Write all of the entries out again exactly.
○ ○ ○ ○ ○
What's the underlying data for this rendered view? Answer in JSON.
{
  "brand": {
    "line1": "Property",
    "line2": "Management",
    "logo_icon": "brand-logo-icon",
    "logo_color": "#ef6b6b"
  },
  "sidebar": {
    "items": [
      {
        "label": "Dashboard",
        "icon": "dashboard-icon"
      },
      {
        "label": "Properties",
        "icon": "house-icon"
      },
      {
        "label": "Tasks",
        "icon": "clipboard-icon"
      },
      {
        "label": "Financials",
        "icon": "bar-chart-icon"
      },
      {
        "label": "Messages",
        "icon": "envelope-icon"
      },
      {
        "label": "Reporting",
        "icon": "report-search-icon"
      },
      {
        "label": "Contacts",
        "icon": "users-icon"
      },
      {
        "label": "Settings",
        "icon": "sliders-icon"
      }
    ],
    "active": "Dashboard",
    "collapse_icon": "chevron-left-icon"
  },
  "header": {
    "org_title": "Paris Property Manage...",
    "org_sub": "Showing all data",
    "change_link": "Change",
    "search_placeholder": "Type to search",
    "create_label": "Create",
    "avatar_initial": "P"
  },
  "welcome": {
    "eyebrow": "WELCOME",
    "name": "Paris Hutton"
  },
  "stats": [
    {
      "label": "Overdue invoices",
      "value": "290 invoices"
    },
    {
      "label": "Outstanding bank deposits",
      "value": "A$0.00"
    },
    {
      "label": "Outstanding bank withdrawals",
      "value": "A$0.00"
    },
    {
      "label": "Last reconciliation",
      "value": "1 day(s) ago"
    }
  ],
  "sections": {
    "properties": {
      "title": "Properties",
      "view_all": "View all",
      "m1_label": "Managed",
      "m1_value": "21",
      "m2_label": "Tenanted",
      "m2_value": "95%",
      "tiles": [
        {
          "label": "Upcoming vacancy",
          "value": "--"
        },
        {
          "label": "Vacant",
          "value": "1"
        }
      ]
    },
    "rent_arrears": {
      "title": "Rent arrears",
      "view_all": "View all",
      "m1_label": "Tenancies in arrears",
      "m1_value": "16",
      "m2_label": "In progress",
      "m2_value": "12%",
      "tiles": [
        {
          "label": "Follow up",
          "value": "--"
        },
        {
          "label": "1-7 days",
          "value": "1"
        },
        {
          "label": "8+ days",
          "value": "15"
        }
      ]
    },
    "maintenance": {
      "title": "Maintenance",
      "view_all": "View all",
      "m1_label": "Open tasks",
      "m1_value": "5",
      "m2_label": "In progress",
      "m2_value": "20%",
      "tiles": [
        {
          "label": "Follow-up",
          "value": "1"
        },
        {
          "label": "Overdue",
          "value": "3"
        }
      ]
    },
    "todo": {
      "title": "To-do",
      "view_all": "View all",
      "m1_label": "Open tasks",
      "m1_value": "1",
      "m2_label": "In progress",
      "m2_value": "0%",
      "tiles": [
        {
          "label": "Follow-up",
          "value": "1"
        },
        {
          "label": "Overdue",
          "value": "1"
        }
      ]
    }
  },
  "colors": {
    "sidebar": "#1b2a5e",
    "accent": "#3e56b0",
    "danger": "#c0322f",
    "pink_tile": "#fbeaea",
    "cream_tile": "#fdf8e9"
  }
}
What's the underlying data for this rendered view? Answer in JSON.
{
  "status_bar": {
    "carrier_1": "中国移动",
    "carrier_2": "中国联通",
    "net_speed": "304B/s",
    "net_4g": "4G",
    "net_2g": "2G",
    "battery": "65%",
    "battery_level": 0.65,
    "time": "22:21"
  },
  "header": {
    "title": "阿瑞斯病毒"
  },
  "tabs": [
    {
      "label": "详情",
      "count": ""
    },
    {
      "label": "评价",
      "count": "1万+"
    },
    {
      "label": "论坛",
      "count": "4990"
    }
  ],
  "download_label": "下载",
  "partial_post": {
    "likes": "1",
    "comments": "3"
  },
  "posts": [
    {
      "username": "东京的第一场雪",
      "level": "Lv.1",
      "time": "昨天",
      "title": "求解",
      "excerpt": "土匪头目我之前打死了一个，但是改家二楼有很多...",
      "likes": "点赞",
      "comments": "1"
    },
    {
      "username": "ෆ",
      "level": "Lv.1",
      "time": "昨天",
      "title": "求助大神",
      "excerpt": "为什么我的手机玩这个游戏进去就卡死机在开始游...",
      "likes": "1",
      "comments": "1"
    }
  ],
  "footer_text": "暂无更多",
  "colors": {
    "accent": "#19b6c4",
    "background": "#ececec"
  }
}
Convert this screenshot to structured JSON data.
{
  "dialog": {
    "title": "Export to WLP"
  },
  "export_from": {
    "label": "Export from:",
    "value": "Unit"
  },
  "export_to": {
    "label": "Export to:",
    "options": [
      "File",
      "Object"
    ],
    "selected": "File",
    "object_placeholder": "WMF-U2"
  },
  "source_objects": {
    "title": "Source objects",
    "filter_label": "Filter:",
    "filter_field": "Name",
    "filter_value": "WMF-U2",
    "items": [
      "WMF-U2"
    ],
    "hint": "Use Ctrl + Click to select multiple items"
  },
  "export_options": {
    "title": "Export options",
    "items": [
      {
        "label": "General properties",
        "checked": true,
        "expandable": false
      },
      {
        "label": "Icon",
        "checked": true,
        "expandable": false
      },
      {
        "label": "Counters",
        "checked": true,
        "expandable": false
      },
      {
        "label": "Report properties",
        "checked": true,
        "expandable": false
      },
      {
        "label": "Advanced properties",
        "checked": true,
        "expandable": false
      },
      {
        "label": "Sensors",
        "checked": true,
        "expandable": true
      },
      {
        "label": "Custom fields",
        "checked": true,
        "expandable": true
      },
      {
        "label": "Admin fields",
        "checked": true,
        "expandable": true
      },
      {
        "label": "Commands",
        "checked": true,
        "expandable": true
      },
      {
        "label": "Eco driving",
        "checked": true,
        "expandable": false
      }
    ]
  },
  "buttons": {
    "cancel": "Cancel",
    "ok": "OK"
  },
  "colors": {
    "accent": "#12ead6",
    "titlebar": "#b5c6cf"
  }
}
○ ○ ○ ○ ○
SOLVED PROBLEM:
What's the underlying data for this rendered view? Answer in JSON.
{
  "brand": {
    "line1": "Property",
    "line2": "Management",
    "logo_icon": "brand-logo-icon",
    "logo_color": "#ef6b6b"
  },
  "sidebar": {
    "items": [
      {
        "label": "Dashboard",
        "icon": "dashboard-icon"
      },
      {
        "label": "Properties",
        "icon": "house-icon"
      },
      {
        "label": "Tasks",
        "icon": "clipboard-icon"
      },
      {
        "label": "Financials",
        "icon": "bar-chart-icon"
      },
      {
        "label": "Messages",
        "icon": "envelope-icon"
      },
      {
        "label": "Reporting",
        "icon": "report-search-icon"
      },
      {
        "label": "Contacts",
        "icon": "users-icon"
      },
      {
        "label": "Settings",
        "icon": "sliders-icon"
      }
    ],
    "active": "Dashboard",
    "collapse_icon": "chevron-left-icon"
  },
  "header": {
    "org_title": "Paris Property Manage...",
    "org_sub": "Showing all data",
    "change_link": "Change",
    "search_placeholder": "Type to search",
    "create_label": "Create",
    "avatar_initial": "P"
  },
  "welcome": {
    "eyebrow": "WELCOME",
    "name": "Paris Hutton"
  },
  "stats": [
    {
      "label": "Overdue invoices",
      "value": "290 invoices"
    },
    {
      "label": "Outstanding bank deposits",
      "value": "A$0.00"
    },
    {
      "label": "Outstanding bank withdrawals",
      "value": "A$0.00"
    },
    {
      "label": "Last reconciliation",
      "value": "1 day(s) ago"
    }
  ],
  "sections": {
    "properties": {
      "title": "Properties",
      "view_all": "View all",
      "m1_label": "Managed",
      "m1_value": "21",
      "m2_label": "Tenanted",
      "m2_value": "95%",
      "tiles": [
        {
          "label": "Upcoming vacancy",
          "value": "--"
        },
        {
          "label": "Vacant",
          "value": "1"
        }
      ]
    },
    "rent_arrears": {
      "title": "Rent arrears",
      "view_all": "View all",
      "m1_label": "Tenancies in arrears",
      "m1_value": "16",
      "m2_label": "In progress",
      "m2_value": "12%",
      "tiles": [
        {
          "label": "Follow up",
          "value": "--"
        },
        {
          "label": "1-7 days",
          "value": "1"
        },
        {
          "label": "8+ days",
          "value": "15"
        }
      ]
    },
    "maintenance": {
      "title": "Maintenance",
      "view_all": "View all",
      "m1_label": "Open tasks",
      "m1_value": "5",
      "m2_label": "In progress",
      "m2_value": "20%",
      "tiles": [
        {
          "label": "Follow-up",
          "value": "1"
        },
        {
          "label": "Overdue",
          "value": "3"
        }
      ]
    },
    "todo": {
      "title": "To-do",
      "view_all": "View all",
      "m1_label": "Open tasks",
      "m1_value": "1",
      "m2_label": "In progress",
      "m2_value": "0%",
      "tiles": [
        {
          "label": "Follow-up",
          "value": "1"
        },
        {
          "label": "Overdue",
          "value": "1"
        }
      ]
    }
  },
  "colors": {
    "sidebar": "#1b2a5e",
    "accent": "#3e56b0",
    "danger": "#c0322f",
    "pink_tile": "#fbeaea",
    "cream_tile": "#fdf8e9"
  }
}
What's the underlying data for this rendered view? Answer in JSON.
{
  "status_bar": {
    "carrier_1": "中国移动",
    "carrier_2": "中国联通",
    "net_speed": "304B/s",
    "net_4g": "4G",
    "net_2g": "2G",
    "battery": "65%",
    "battery_level": 0.65,
    "time": "22:21"
  },
  "header": {
    "title": "阿瑞斯病毒"
  },
  "tabs": [
    {
      "label": "详情",
      "count": ""
    },
    {
      "label": "评价",
      "count": "1万+"
    },
    {
      "label": "论坛",
      "count": "4990"
    }
  ],
  "download_label": "下载",
  "partial_post": {
    "likes": "1",
    "comments": "3"
  },
  "posts": [
    {
      "username": "东京的第一场雪",
      "level": "Lv.1",
      "time": "昨天",
      "title": "求解",
      "excerpt": "土匪头目我之前打死了一个，但是改家二楼有很多...",
      "likes": "点赞",
      "comments": "1"
    },
    {
      "username": "ෆ",
      "level": "Lv.1",
      "time": "昨天",
      "title": "求助大神",
      "excerpt": "为什么我的手机玩这个游戏进去就卡死机在开始游...",
      "likes": "1",
      "comments": "1"
    }
  ],
  "footer_text": "暂无更多",
  "colors": {
    "accent": "#19b6c4",
    "background": "#ececec"
  }
}
Convert this screenshot to structured JSON data.
{
  "dialog": {
    "title": "Export to WLP"
  },
  "export_from": {
    "label": "Export from:",
    "value": "Unit"
  },
  "export_to": {
    "label": "Export to:",
    "options": [
      "File",
      "Object"
    ],
    "selected": "File",
    "object_placeholder": "WMF-U2"
  },
  "source_objects": {
    "title": "Source objects",
    "filter_label": "Filter:",
    "filter_field": "Name",
    "filter_value": "WMF-U2",
    "items": [
      "WMF-U2"
    ],
    "hint": "Use Ctrl + Click to select multiple items"
  },
  "export_options": {
    "title": "Export options",
    "items": [
      {
        "label": "General properties",
        "checked": true,
        "expandable": false
      },
      {
        "label": "Icon",
        "checked": true,
        "expandable": false
      },
      {
        "label": "Counters",
        "checked": true,
        "expandable": false
      },
      {
        "label": "Report properties",
        "checked": true,
        "expandable": false
      },
      {
        "label": "Advanced properties",
        "checked": true,
        "expandable": false
      },
      {
        "label": "Sensors",
        "checked": true,
        "expandable": true
      },
      {
        "label": "Custom fields",
        "checked": true,
        "expandable": true
      },
      {
        "label": "Admin fields",
        "checked": true,
        "expandable": true
      },
      {
        "label": "Commands",
        "checked": true,
        "expandable": true
      },
      {
        "label": "Eco driving",
        "checked": true,
        "expandable": false
      }
    ]
  },
  "buttons": {
    "cancel": "Cancel",
    "ok": "OK"
  },
  "colors": {
    "accent": "#12ead6",
    "titlebar": "#b5c6cf"
  }
}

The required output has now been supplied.